Data records for software interfaces
= Beginning of Section =

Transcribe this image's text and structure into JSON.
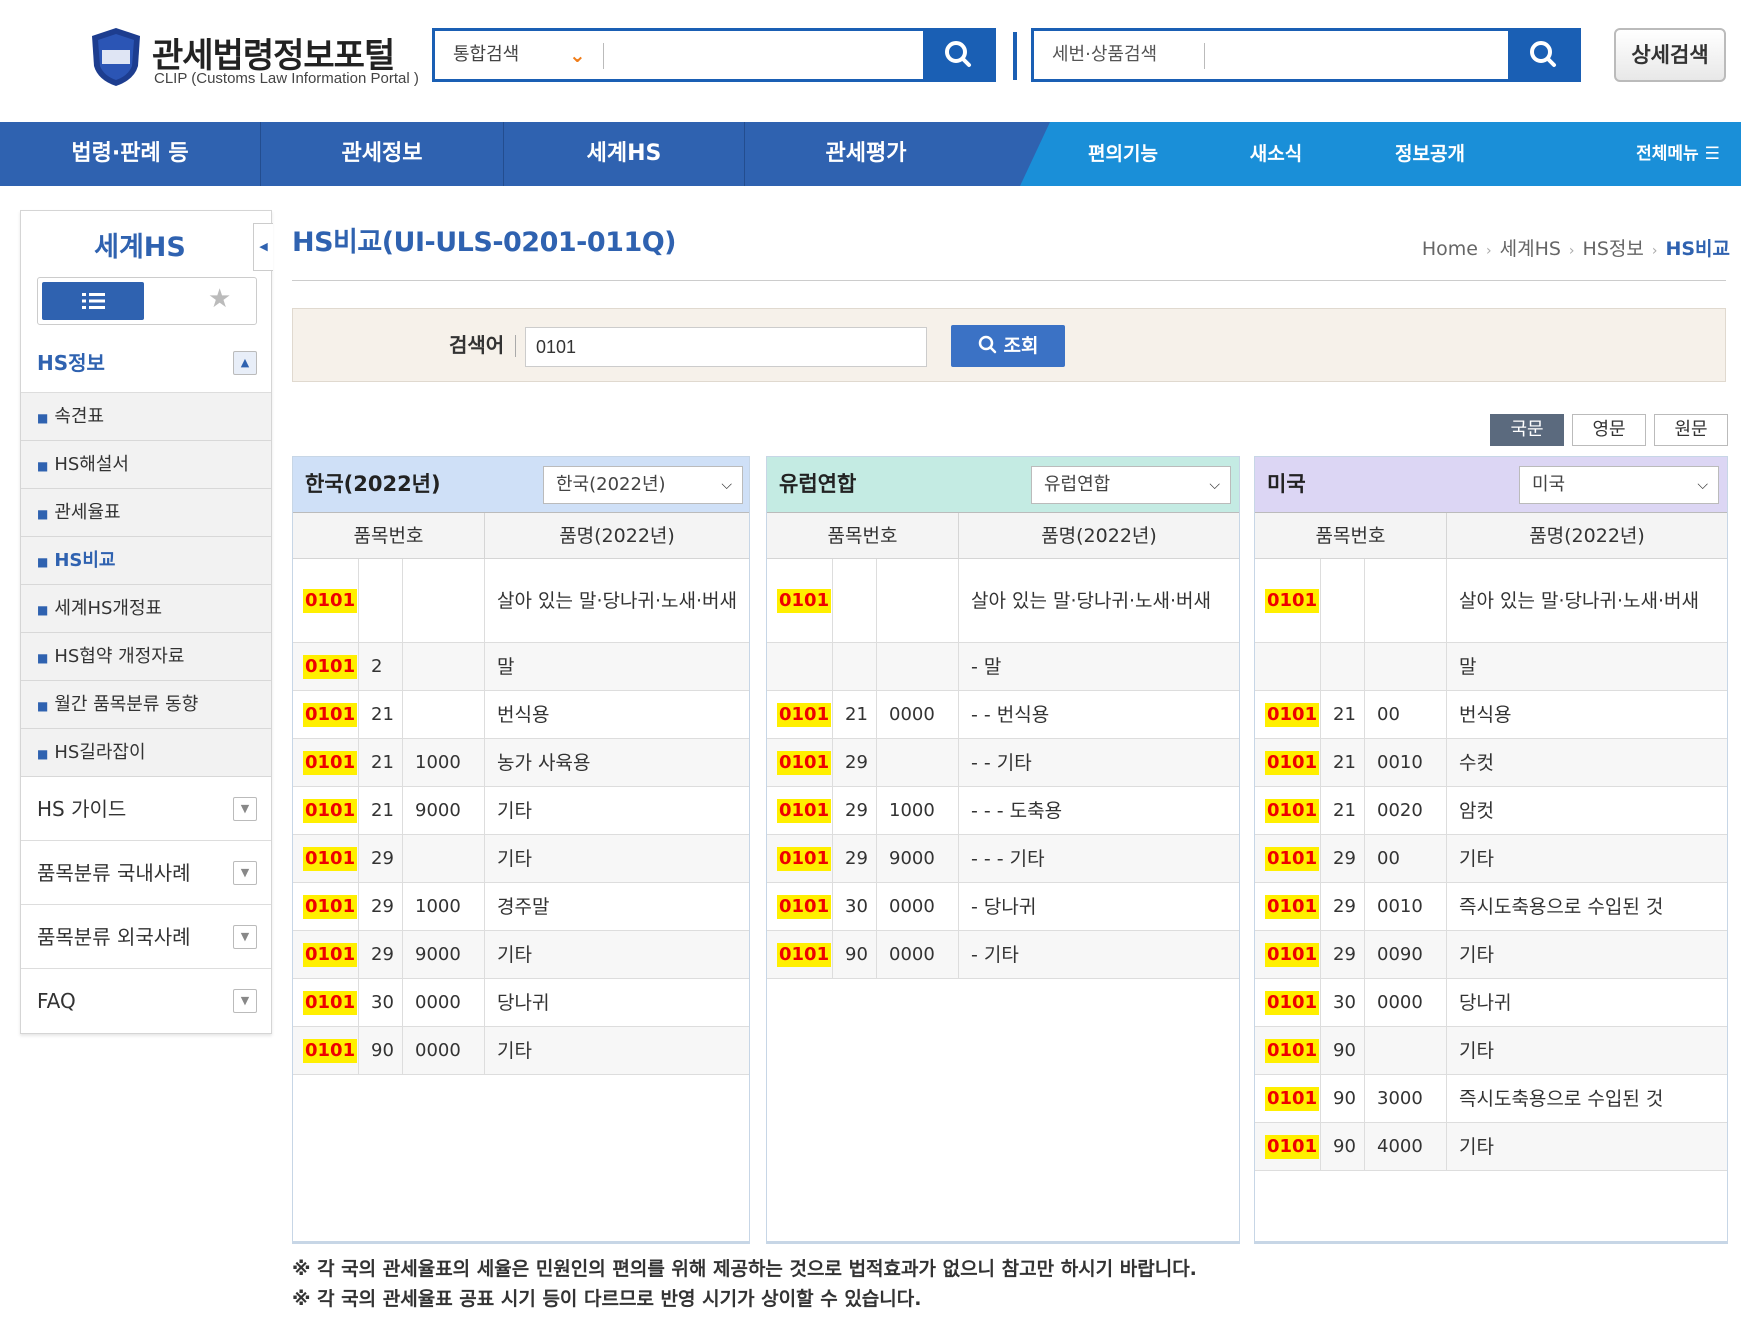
{
  "header": {
    "logo_title": "관세법령정보포털",
    "logo_sub": "CLIP (Customs Law Information Portal )",
    "search1_select": "통합검색",
    "search2_placeholder": "세번·상품검색",
    "detail_search": "상세검색"
  },
  "nav": {
    "main": [
      "법령·판례 등",
      "관세정보",
      "세계HS",
      "관세평가"
    ],
    "sub": [
      "편의기능",
      "새소식",
      "정보공개"
    ],
    "all_menu": "전체메뉴 ☰"
  },
  "sidebar": {
    "title": "세계HS",
    "section_open": "HS정보",
    "items": [
      "속견표",
      "HS해설서",
      "관세율표",
      "HS비교",
      "세계HS개정표",
      "HS협약 개정자료",
      "월간 품목분류 동향",
      "HS길라잡이"
    ],
    "active_index": 3,
    "sections": [
      "HS 가이드",
      "품목분류 국내사례",
      "품목분류 외국사례",
      "FAQ"
    ]
  },
  "page": {
    "title": "HS비교(UI-ULS-0201-011Q)",
    "breadcrumb": [
      "Home",
      "세계HS",
      "HS정보",
      "HS비교"
    ]
  },
  "search": {
    "label": "검색어",
    "value": "0101",
    "button": "조회"
  },
  "lang_tabs": [
    "국문",
    "영문",
    "원문"
  ],
  "lang_active": 0,
  "col_headers": {
    "code": "품목번호",
    "name": "품명(2022년)"
  },
  "panels": [
    {
      "name": "한국(2022년)",
      "select": "한국(2022년)",
      "color": "#cfe0f7",
      "rows": [
        {
          "hs": "0101",
          "s2": "",
          "s3": "",
          "name": "살아 있는 말·당나귀·노새·버새",
          "tall": true
        },
        {
          "hs": "0101",
          "s2": "2",
          "s3": "",
          "name": "말"
        },
        {
          "hs": "0101",
          "s2": "21",
          "s3": "",
          "name": "번식용"
        },
        {
          "hs": "0101",
          "s2": "21",
          "s3": "1000",
          "name": "농가 사육용"
        },
        {
          "hs": "0101",
          "s2": "21",
          "s3": "9000",
          "name": "기타"
        },
        {
          "hs": "0101",
          "s2": "29",
          "s3": "",
          "name": "기타"
        },
        {
          "hs": "0101",
          "s2": "29",
          "s3": "1000",
          "name": "경주말"
        },
        {
          "hs": "0101",
          "s2": "29",
          "s3": "9000",
          "name": "기타"
        },
        {
          "hs": "0101",
          "s2": "30",
          "s3": "0000",
          "name": "당나귀"
        },
        {
          "hs": "0101",
          "s2": "90",
          "s3": "0000",
          "name": "기타"
        }
      ]
    },
    {
      "name": "유럽연합",
      "select": "유럽연합",
      "color": "#c4ebe3",
      "rows": [
        {
          "hs": "0101",
          "s2": "",
          "s3": "",
          "name": "살아 있는 말·당나귀·노새·버새",
          "tall": true
        },
        {
          "hs": "",
          "s2": "",
          "s3": "",
          "name": "- 말"
        },
        {
          "hs": "0101",
          "s2": "21",
          "s3": "0000",
          "name": "- - 번식용"
        },
        {
          "hs": "0101",
          "s2": "29",
          "s3": "",
          "name": "- - 기타"
        },
        {
          "hs": "0101",
          "s2": "29",
          "s3": "1000",
          "name": "- - - 도축용"
        },
        {
          "hs": "0101",
          "s2": "29",
          "s3": "9000",
          "name": "- - - 기타"
        },
        {
          "hs": "0101",
          "s2": "30",
          "s3": "0000",
          "name": "- 당나귀"
        },
        {
          "hs": "0101",
          "s2": "90",
          "s3": "0000",
          "name": "- 기타"
        }
      ]
    },
    {
      "name": "미국",
      "select": "미국",
      "color": "#dcd6f4",
      "rows": [
        {
          "hs": "0101",
          "s2": "",
          "s3": "",
          "name": "살아 있는 말·당나귀·노새·버새",
          "tall": true
        },
        {
          "hs": "",
          "s2": "",
          "s3": "",
          "name": "말"
        },
        {
          "hs": "0101",
          "s2": "21",
          "s3": "00",
          "name": "번식용"
        },
        {
          "hs": "0101",
          "s2": "21",
          "s3": "0010",
          "name": "수컷"
        },
        {
          "hs": "0101",
          "s2": "21",
          "s3": "0020",
          "name": "암컷"
        },
        {
          "hs": "0101",
          "s2": "29",
          "s3": "00",
          "name": "기타"
        },
        {
          "hs": "0101",
          "s2": "29",
          "s3": "0010",
          "name": "즉시도축용으로 수입된 것"
        },
        {
          "hs": "0101",
          "s2": "29",
          "s3": "0090",
          "name": "기타"
        },
        {
          "hs": "0101",
          "s2": "30",
          "s3": "0000",
          "name": "당나귀"
        },
        {
          "hs": "0101",
          "s2": "90",
          "s3": "",
          "name": "기타"
        },
        {
          "hs": "0101",
          "s2": "90",
          "s3": "3000",
          "name": "즉시도축용으로 수입된 것"
        },
        {
          "hs": "0101",
          "s2": "90",
          "s3": "4000",
          "name": "기타"
        }
      ]
    }
  ],
  "notes": [
    "※ 각 국의 관세율표의 세율은 민원인의 편의를 위해 제공하는 것으로 법적효과가 없으니 참고만 하시기 바랍니다.",
    "※ 각 국의 관세율표 공표 시기 등이 다르므로 반영 시기가 상이할 수 있습니다."
  ]
}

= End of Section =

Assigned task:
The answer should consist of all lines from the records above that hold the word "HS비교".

Response to this exercise:
      "HS비교",
    "title": "HS비교(UI-ULS-0201-011Q)",
      "HS비교"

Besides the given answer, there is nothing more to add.